▶ **ASSIGNMENT**
The material is to be repeated exactly, from first line to last.

▶ **THE DATA**

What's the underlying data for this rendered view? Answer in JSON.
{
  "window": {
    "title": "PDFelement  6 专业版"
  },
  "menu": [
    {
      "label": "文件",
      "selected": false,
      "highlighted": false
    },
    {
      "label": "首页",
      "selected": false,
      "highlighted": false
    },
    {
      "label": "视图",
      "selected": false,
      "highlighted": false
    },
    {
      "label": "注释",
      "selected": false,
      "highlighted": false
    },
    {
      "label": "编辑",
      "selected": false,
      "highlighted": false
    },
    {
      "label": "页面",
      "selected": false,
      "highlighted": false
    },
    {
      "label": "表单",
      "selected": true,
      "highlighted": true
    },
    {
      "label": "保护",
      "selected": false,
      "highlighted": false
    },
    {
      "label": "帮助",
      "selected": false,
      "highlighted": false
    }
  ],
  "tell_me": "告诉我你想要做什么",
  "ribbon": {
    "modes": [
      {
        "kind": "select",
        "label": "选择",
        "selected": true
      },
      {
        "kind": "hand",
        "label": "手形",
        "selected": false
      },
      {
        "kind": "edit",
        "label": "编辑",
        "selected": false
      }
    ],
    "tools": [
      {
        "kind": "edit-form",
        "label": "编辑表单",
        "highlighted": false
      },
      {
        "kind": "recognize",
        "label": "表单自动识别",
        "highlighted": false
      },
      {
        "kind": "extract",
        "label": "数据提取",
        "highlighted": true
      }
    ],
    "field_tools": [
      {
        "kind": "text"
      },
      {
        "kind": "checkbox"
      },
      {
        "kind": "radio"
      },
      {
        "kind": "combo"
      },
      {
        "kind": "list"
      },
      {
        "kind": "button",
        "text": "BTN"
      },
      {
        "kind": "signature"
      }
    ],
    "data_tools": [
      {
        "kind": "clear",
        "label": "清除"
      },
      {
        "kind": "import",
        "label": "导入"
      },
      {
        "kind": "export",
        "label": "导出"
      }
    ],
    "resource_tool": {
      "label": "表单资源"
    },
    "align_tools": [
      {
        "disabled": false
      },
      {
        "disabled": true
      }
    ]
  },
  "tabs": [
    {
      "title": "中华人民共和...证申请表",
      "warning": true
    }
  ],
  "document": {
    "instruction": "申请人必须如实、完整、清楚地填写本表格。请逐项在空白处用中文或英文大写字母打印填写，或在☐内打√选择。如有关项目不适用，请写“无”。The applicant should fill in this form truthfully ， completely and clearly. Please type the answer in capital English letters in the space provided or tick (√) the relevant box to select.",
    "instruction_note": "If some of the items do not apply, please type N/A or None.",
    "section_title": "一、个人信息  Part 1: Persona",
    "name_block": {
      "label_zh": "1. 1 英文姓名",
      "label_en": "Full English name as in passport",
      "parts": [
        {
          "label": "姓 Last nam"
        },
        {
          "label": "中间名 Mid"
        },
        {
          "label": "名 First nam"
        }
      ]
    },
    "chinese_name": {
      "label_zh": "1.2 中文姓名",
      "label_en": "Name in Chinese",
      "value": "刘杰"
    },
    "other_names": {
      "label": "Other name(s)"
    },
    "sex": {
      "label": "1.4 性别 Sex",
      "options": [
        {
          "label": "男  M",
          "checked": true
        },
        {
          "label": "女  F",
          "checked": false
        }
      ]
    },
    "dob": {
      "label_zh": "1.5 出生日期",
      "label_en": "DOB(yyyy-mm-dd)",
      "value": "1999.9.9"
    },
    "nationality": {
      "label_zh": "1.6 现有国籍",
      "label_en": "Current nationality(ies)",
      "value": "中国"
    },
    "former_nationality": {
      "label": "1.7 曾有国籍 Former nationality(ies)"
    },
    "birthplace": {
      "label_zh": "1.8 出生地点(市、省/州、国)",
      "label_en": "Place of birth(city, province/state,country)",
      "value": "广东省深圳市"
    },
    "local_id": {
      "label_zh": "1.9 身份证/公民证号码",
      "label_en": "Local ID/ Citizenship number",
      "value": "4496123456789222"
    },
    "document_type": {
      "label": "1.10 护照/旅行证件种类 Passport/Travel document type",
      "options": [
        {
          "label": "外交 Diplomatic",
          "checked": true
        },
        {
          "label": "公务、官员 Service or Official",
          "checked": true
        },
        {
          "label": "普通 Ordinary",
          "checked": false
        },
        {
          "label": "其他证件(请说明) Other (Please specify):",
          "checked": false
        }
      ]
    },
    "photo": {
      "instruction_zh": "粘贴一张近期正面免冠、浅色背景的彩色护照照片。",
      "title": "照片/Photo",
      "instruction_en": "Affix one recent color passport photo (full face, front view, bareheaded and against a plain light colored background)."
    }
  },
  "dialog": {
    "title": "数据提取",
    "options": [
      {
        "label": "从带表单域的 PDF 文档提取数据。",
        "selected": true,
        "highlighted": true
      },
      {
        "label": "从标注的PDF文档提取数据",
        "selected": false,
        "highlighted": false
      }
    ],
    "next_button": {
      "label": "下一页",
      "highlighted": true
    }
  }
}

▶ **EXERCISE RESULT**
What's the underlying data for this rendered view? Answer in JSON.
{
  "window": {
    "title": "PDFelement  6 专业版"
  },
  "menu": [
    {
      "label": "文件",
      "selected": false,
      "highlighted": false
    },
    {
      "label": "首页",
      "selected": false,
      "highlighted": false
    },
    {
      "label": "视图",
      "selected": false,
      "highlighted": false
    },
    {
      "label": "注释",
      "selected": false,
      "highlighted": false
    },
    {
      "label": "编辑",
      "selected": false,
      "highlighted": false
    },
    {
      "label": "页面",
      "selected": false,
      "highlighted": false
    },
    {
      "label": "表单",
      "selected": true,
      "highlighted": true
    },
    {
      "label": "保护",
      "selected": false,
      "highlighted": false
    },
    {
      "label": "帮助",
      "selected": false,
      "highlighted": false
    }
  ],
  "tell_me": "告诉我你想要做什么",
  "ribbon": {
    "modes": [
      {
        "kind": "select",
        "label": "选择",
        "selected": true
      },
      {
        "kind": "hand",
        "label": "手形",
        "selected": false
      },
      {
        "kind": "edit",
        "label": "编辑",
        "selected": false
      }
    ],
    "tools": [
      {
        "kind": "edit-form",
        "label": "编辑表单",
        "highlighted": false
      },
      {
        "kind": "recognize",
        "label": "表单自动识别",
        "highlighted": false
      },
      {
        "kind": "extract",
        "label": "数据提取",
        "highlighted": true
      }
    ],
    "field_tools": [
      {
        "kind": "text"
      },
      {
        "kind": "checkbox"
      },
      {
        "kind": "radio"
      },
      {
        "kind": "combo"
      },
      {
        "kind": "list"
      },
      {
        "kind": "button",
        "text": "BTN"
      },
      {
        "kind": "signature"
      }
    ],
    "data_tools": [
      {
        "kind": "clear",
        "label": "清除"
      },
      {
        "kind": "import",
        "label": "导入"
      },
      {
        "kind": "export",
        "label": "导出"
      }
    ],
    "resource_tool": {
      "label": "表单资源"
    },
    "align_tools": [
      {
        "disabled": false
      },
      {
        "disabled": true
      }
    ]
  },
  "tabs": [
    {
      "title": "中华人民共和...证申请表",
      "warning": true
    }
  ],
  "document": {
    "instruction": "申请人必须如实、完整、清楚地填写本表格。请逐项在空白处用中文或英文大写字母打印填写，或在☐内打√选择。如有关项目不适用，请写“无”。The applicant should fill in this form truthfully ， completely and clearly. Please type the answer in capital English letters in the space provided or tick (√) the relevant box to select.",
    "instruction_note": "If some of the items do not apply, please type N/A or None.",
    "section_title": "一、个人信息  Part 1: Persona",
    "name_block": {
      "label_zh": "1. 1 英文姓名",
      "label_en": "Full English name as in passport",
      "parts": [
        {
          "label": "姓 Last nam"
        },
        {
          "label": "中间名 Mid"
        },
        {
          "label": "名 First nam"
        }
      ]
    },
    "chinese_name": {
      "label_zh": "1.2 中文姓名",
      "label_en": "Name in Chinese",
      "value": "刘杰"
    },
    "other_names": {
      "label": "Other name(s)"
    },
    "sex": {
      "label": "1.4 性别 Sex",
      "options": [
        {
          "label": "男  M",
          "checked": true
        },
        {
          "label": "女  F",
          "checked": false
        }
      ]
    },
    "dob": {
      "label_zh": "1.5 出生日期",
      "label_en": "DOB(yyyy-mm-dd)",
      "value": "1999.9.9"
    },
    "nationality": {
      "label_zh": "1.6 现有国籍",
      "label_en": "Current nationality(ies)",
      "value": "中国"
    },
    "former_nationality": {
      "label": "1.7 曾有国籍 Former nationality(ies)"
    },
    "birthplace": {
      "label_zh": "1.8 出生地点(市、省/州、国)",
      "label_en": "Place of birth(city, province/state,country)",
      "value": "广东省深圳市"
    },
    "local_id": {
      "label_zh": "1.9 身份证/公民证号码",
      "label_en": "Local ID/ Citizenship number",
      "value": "4496123456789222"
    },
    "document_type": {
      "label": "1.10 护照/旅行证件种类 Passport/Travel document type",
      "options": [
        {
          "label": "外交 Diplomatic",
          "checked": true
        },
        {
          "label": "公务、官员 Service or Official",
          "checked": true
        },
        {
          "label": "普通 Ordinary",
          "checked": false
        },
        {
          "label": "其他证件(请说明) Other (Please specify):",
          "checked": false
        }
      ]
    },
    "photo": {
      "instruction_zh": "粘贴一张近期正面免冠、浅色背景的彩色护照照片。",
      "title": "照片/Photo",
      "instruction_en": "Affix one recent color passport photo (full face, front view, bareheaded and against a plain light colored background)."
    }
  },
  "dialog": {
    "title": "数据提取",
    "options": [
      {
        "label": "从带表单域的 PDF 文档提取数据。",
        "selected": true,
        "highlighted": true
      },
      {
        "label": "从标注的PDF文档提取数据",
        "selected": false,
        "highlighted": false
      }
    ],
    "next_button": {
      "label": "下一页",
      "highlighted": true
    }
  }
}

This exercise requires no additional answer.